Lucky Mensah And NPP Trade Blows

Ghanaian musician Lucky Mensah has warned the opposition New Patriotic Party (NPP) to stop using his song ‘Nkratuo’ for campaign purposes.

The song, released a few months after the National Democratic Congress (NDC) assumed office in 2009, told the story of a disappointed person sending a message to another person, named Atta – presumably President Atta Mills – that all was not well with the nation.

It generated a lot of controversy and was regarded by some as reflecting the views of disgruntled and disappointed NDC supporters after they had toiled to get President Mills elected.

However, a few months later the musician released another song praising the President for his management of Ghana’s economy, leading some to question whether he had been ‘seen’ by some members of the ruling party.

Lucky Mensah told listeners of Adom FM’s Dwaso Nsem on Tuesday, July 10 that irrespective of whatever anyone thought, nobody had the right to use his song without seeking his consent.

Citing examples of songs done by musicians such as Kwabena Kwabena, Christiana Love and A-Plus in the run up to the 2008 general elections, Lucky Mensah insisted nobody can tell him NPP did not pay them for those songs.

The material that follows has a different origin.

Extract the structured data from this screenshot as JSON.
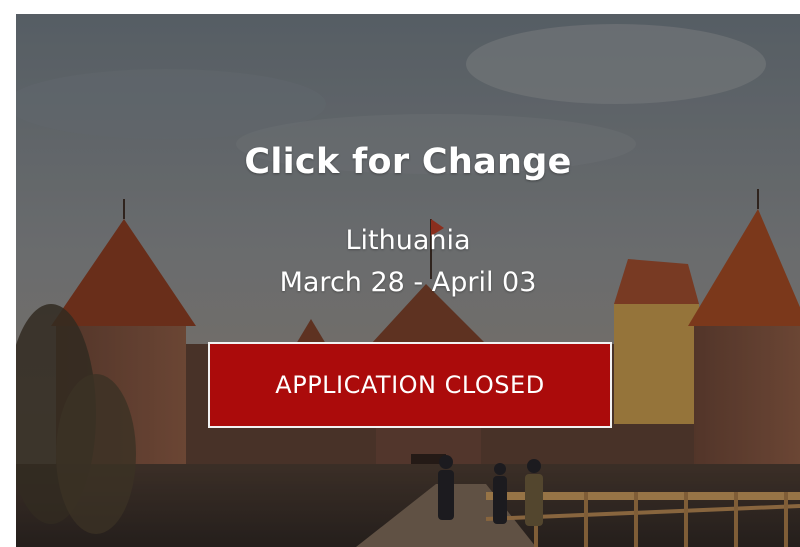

He wondered why the NPP could not approach him to seek his permission to use his song for campaign, questioning why a party wishing to win election to govern the country, will treat him, “a small man” like this.

Lucky Mensah denied that he had been given a huge sum of money by some members of the NDC to frustrate the NPP in their bid to use the song to campaign, admitting however “I have done a lot of songs for NDC which they will use for campaign.”

He bemoaned that “In Ghana when you do a song for a political party, you are viewed with jaundiced eyes and even members of the other party refuse to buy your CD.”

In a sharp rebuttal, Samuel Awuku, Deputy Communications Director of the NPP, counseled Lucky Mensah to be mindful of his utterances because they could have dire consequences on his career.

Citing examples of when the musician had consorted with members of the NPP when he was facing some challenges, Samuel Awuku wondered what had happened overnight for Lucky Mensah to sing his present tune.

Samuel Awuku indicated that the NPP as a party had not selected any particular song for its campaign, having received “thousands” of songs from artistes. But if Lucky Mensah insisted that the party refrain from using his song, the leadership would consider it and probably instruct its over four million members across the country to stop buying and using the song.

Also contributing, Kwame Anyimadu Antwi, a lawyer specializing in intellectual property law advised the NPP to consult the Ghana Music Rights Organization (GHAMRO) for a collective administration license to play all the songs in its repertoire in order to be able to play ‘Nkratuo’ without let or hindrance.
Mr. Ayim Addo Antwi, who is also Member of Parliament (MP) for Asante Akim North, said it would be almost impossible to enforce Lucky Mensah’s directive, especially when he had earlier indicated that he had produced songs for the NDC to use for its campaign.

He had this piece of advice for the musician: “I have a lot of experience in copyright issues, having worked at the Copyright Office for a long time before entering Parliament. In my experience, any song that is dogged by controversy doesn’t sell.”